Requirement. Report every line in the records below that holds the word "accel".

Exercise data.
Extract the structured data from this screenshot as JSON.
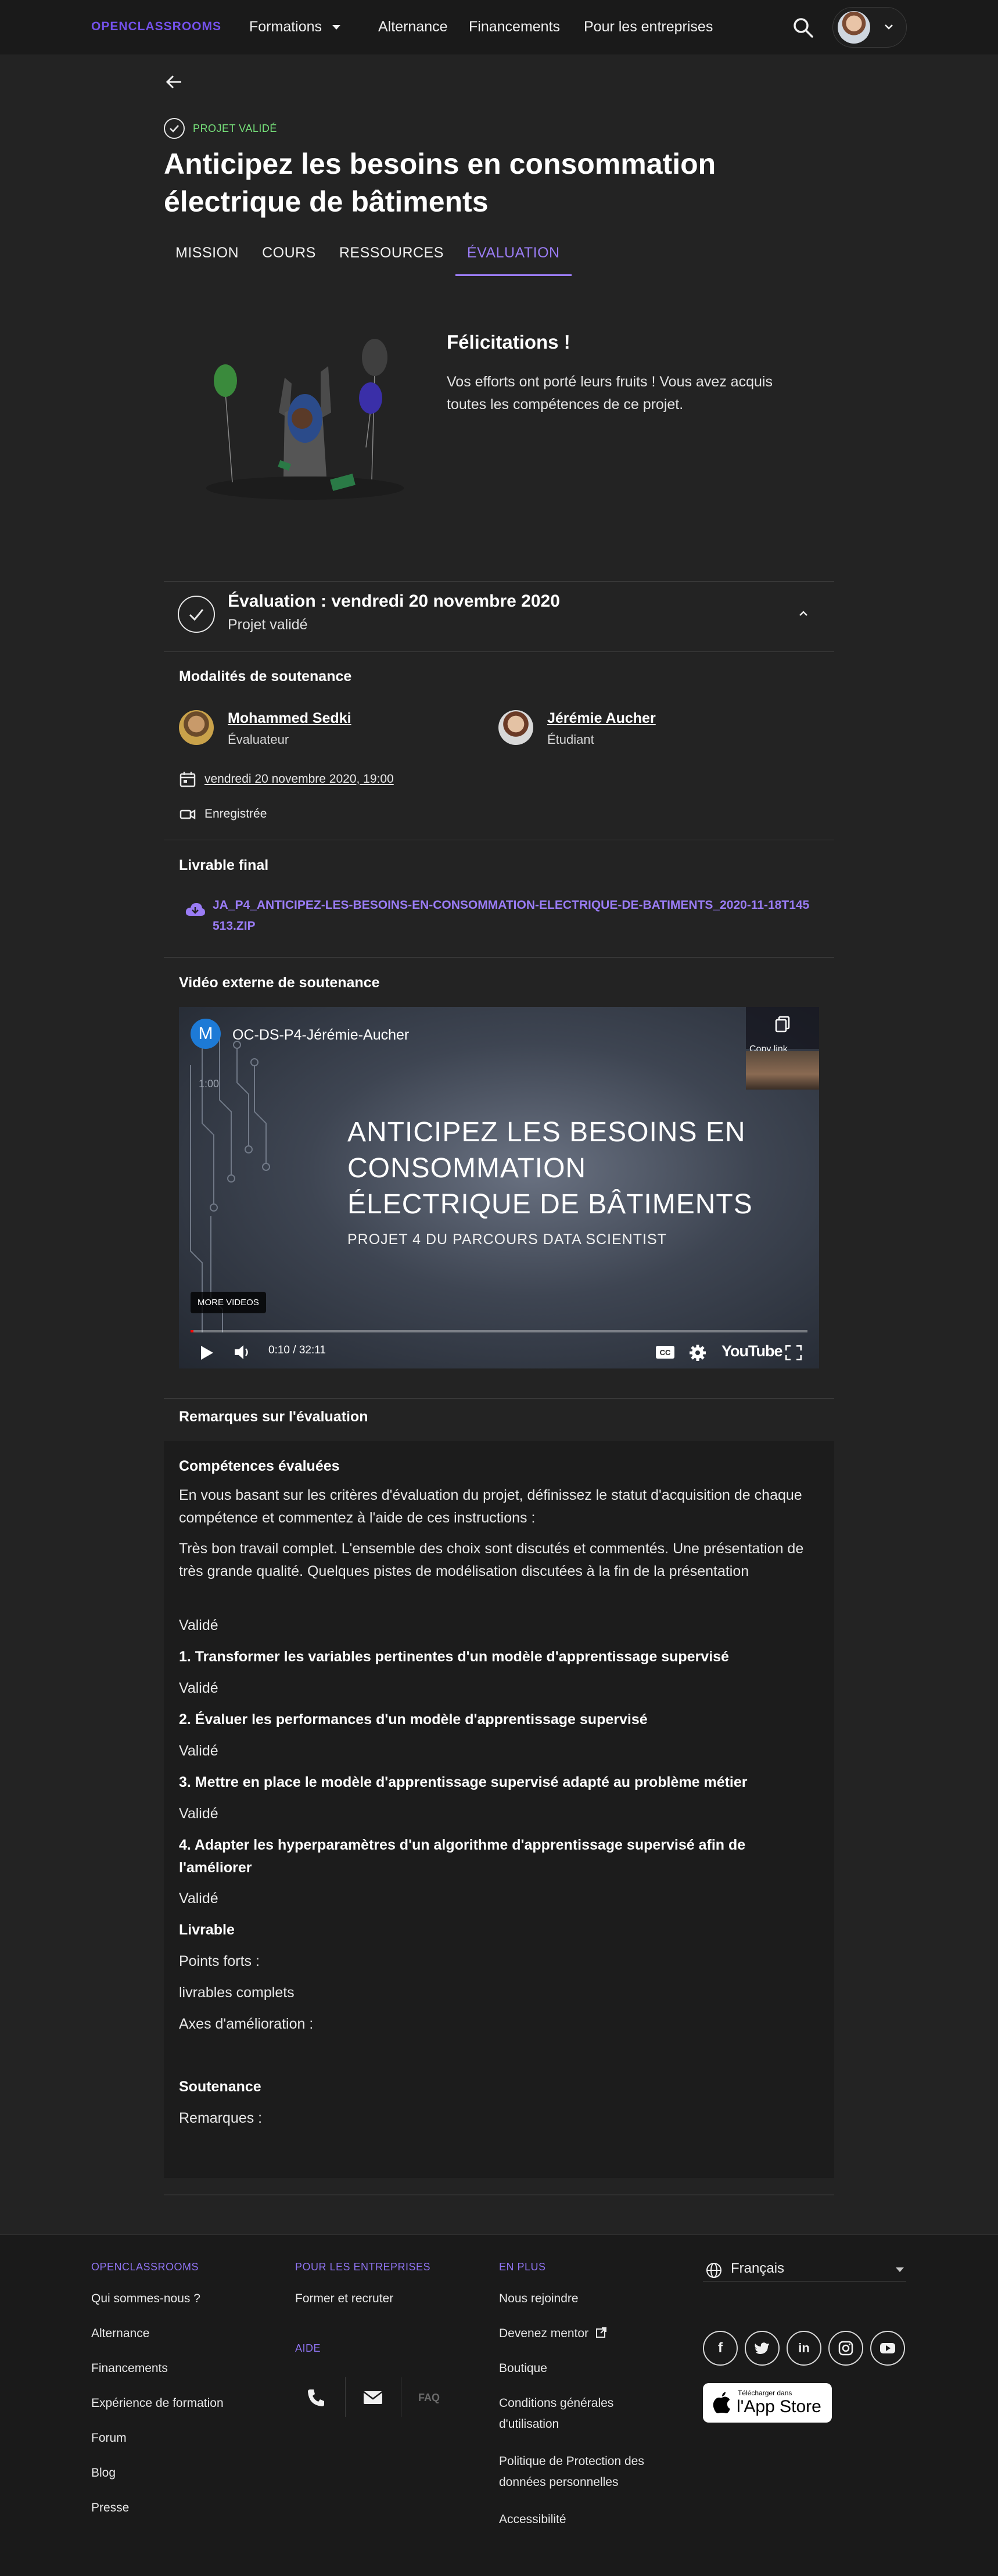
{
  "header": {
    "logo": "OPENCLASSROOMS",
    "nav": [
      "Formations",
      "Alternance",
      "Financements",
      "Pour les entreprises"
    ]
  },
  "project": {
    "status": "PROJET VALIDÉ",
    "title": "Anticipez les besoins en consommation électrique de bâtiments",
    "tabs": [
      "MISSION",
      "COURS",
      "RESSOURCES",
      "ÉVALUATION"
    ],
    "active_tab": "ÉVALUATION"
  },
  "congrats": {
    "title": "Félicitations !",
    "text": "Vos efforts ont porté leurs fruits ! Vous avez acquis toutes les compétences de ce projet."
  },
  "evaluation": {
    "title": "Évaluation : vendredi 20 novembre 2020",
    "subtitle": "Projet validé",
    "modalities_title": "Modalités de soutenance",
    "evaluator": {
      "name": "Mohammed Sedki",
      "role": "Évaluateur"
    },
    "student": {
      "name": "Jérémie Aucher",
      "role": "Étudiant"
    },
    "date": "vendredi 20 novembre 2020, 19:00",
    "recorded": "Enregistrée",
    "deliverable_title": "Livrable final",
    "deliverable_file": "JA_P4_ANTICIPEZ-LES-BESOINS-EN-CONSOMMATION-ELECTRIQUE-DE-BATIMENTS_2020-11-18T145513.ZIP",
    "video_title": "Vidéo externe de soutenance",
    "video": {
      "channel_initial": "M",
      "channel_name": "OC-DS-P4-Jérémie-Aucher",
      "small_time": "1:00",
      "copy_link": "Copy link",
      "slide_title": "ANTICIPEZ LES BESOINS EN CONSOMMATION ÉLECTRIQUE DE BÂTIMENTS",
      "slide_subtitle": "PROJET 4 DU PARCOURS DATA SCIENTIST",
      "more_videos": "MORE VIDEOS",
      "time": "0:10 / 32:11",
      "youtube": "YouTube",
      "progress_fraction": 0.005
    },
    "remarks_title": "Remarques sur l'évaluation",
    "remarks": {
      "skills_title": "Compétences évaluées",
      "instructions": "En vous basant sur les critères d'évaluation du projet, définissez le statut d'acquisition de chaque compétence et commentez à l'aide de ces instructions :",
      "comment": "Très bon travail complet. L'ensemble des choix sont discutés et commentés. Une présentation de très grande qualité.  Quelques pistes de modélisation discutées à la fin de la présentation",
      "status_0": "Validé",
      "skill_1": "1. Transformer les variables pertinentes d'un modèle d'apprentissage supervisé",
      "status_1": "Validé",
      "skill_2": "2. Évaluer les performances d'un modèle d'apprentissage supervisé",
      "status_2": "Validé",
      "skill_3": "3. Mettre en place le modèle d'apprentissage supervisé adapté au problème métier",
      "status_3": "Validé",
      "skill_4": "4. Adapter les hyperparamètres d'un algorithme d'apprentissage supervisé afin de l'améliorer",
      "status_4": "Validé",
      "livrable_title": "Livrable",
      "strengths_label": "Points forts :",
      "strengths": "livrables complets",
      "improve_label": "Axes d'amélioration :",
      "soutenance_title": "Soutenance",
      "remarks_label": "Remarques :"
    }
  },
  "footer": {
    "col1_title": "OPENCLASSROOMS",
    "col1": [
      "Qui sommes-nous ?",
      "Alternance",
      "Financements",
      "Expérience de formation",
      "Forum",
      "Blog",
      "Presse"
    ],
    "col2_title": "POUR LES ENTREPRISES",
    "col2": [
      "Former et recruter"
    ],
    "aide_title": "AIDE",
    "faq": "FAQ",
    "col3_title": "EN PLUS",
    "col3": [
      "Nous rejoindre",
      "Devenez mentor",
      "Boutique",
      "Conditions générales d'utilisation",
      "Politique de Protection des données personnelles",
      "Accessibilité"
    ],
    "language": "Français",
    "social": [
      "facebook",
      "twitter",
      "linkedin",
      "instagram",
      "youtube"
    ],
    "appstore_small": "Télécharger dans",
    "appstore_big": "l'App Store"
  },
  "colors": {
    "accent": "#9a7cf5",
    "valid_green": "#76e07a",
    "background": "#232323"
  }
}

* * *

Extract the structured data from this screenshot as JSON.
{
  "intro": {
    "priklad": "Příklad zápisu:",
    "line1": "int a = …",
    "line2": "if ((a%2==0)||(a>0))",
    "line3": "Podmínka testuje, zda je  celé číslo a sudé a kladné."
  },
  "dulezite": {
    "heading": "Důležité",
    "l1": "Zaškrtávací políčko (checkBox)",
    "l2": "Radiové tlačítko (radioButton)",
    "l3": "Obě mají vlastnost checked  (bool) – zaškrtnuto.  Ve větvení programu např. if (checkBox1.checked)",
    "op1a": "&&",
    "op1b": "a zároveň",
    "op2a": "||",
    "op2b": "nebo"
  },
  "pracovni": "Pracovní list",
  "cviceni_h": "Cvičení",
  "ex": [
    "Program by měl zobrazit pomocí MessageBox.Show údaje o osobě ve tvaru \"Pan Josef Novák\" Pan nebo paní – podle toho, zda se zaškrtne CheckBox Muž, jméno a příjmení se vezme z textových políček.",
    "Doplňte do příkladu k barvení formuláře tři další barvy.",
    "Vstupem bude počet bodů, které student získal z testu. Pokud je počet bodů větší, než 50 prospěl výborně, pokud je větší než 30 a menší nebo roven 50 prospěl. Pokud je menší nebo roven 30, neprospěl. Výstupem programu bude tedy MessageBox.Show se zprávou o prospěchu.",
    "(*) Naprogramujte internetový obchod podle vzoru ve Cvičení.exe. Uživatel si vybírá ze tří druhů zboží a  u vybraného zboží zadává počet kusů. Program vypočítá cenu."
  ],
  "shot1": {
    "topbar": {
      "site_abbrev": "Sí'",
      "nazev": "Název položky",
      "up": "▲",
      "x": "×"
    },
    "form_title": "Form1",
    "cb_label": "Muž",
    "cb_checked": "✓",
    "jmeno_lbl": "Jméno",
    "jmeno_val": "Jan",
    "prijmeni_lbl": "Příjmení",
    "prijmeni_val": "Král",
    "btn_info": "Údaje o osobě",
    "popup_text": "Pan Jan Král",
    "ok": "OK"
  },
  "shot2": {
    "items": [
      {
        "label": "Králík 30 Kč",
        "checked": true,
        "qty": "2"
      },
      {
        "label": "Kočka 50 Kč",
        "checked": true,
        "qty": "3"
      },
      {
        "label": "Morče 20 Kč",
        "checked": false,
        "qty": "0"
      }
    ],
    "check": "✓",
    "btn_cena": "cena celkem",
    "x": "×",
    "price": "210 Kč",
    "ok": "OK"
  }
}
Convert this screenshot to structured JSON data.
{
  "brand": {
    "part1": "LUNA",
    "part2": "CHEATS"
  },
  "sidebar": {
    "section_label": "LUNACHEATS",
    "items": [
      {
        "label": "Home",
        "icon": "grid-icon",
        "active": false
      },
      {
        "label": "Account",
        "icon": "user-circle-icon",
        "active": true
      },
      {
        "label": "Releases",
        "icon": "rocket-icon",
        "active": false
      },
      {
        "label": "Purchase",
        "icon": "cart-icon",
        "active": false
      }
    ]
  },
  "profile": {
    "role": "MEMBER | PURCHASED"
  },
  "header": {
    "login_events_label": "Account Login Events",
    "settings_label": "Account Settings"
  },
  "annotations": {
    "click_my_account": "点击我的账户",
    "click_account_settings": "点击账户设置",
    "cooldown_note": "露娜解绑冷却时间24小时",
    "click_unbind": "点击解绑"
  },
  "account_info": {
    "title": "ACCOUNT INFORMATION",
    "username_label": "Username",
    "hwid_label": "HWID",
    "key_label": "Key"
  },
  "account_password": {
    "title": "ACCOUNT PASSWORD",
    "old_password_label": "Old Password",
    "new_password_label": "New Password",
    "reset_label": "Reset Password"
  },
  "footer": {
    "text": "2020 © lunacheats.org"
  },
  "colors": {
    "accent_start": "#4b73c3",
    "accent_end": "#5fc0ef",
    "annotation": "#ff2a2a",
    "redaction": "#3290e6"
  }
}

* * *

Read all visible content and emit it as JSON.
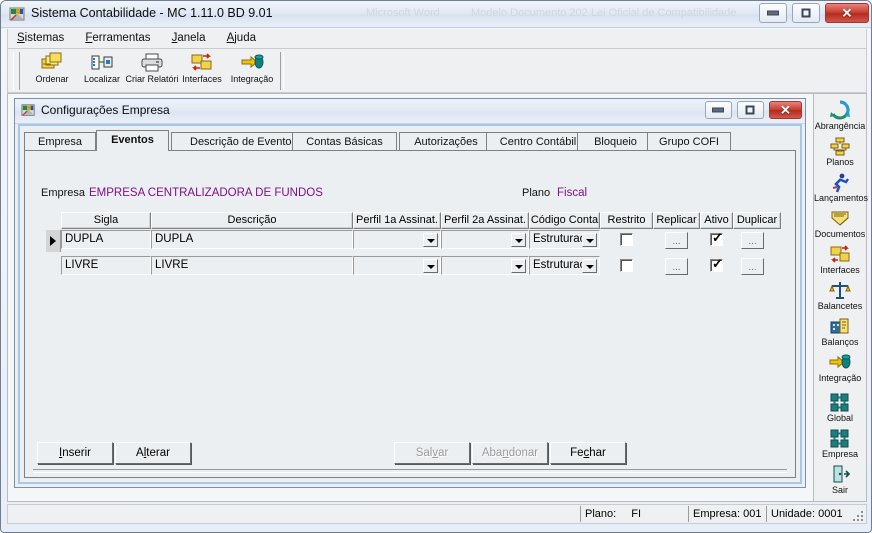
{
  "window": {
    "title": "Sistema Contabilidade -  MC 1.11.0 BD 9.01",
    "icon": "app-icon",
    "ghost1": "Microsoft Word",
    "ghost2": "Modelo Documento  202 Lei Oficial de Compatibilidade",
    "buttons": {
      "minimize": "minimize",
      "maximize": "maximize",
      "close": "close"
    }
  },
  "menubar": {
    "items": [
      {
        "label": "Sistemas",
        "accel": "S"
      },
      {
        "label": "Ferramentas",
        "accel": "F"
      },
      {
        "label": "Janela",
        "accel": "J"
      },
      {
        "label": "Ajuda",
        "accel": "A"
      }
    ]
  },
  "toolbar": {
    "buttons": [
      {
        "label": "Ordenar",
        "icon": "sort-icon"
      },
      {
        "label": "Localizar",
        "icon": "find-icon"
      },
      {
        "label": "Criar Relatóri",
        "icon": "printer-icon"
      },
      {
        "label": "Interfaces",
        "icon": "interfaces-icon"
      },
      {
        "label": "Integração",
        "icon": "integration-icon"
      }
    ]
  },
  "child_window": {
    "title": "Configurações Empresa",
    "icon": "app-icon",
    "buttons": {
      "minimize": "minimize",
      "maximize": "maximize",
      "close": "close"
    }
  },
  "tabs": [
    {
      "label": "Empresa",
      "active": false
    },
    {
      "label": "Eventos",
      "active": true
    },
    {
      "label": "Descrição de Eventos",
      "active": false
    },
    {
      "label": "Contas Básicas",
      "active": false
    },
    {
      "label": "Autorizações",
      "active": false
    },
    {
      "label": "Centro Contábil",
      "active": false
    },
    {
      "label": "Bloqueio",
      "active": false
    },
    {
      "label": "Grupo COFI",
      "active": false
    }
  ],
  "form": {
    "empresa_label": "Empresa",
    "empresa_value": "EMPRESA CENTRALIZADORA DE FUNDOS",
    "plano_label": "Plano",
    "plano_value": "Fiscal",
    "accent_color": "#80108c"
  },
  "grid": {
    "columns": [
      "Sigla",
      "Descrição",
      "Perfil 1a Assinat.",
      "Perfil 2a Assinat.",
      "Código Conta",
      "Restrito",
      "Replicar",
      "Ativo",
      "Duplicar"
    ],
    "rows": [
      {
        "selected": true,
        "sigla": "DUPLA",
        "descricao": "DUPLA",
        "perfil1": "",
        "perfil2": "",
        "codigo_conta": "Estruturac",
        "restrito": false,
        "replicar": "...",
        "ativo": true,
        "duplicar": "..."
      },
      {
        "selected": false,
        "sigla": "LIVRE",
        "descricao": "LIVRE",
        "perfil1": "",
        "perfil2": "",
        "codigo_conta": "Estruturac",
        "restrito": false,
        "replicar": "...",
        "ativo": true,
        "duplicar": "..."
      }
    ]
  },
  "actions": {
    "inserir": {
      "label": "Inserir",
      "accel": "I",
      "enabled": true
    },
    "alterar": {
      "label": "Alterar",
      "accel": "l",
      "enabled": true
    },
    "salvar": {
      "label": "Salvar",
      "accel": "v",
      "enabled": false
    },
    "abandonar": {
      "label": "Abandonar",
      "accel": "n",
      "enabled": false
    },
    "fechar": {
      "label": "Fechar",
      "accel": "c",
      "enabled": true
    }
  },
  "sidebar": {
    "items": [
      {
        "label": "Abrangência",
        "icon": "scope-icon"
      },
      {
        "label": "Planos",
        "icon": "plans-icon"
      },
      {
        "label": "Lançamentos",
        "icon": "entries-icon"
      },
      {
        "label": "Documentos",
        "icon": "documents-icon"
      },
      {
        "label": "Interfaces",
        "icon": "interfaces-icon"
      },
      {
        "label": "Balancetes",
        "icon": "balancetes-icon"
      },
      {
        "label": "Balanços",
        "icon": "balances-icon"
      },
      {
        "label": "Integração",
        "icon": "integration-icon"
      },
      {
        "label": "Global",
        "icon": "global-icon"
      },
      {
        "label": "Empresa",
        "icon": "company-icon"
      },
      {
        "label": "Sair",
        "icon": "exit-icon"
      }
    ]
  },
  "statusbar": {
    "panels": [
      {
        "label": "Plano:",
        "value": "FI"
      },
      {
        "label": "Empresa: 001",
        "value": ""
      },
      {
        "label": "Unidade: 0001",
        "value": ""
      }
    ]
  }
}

Answer to this task.
        "accel": "S"
        "accel": "F"
        "accel": "J"
        "accel": "A"
      "accel": "I",
      "accel": "l",
      "accel": "v",
      "accel": "n",
      "accel": "c",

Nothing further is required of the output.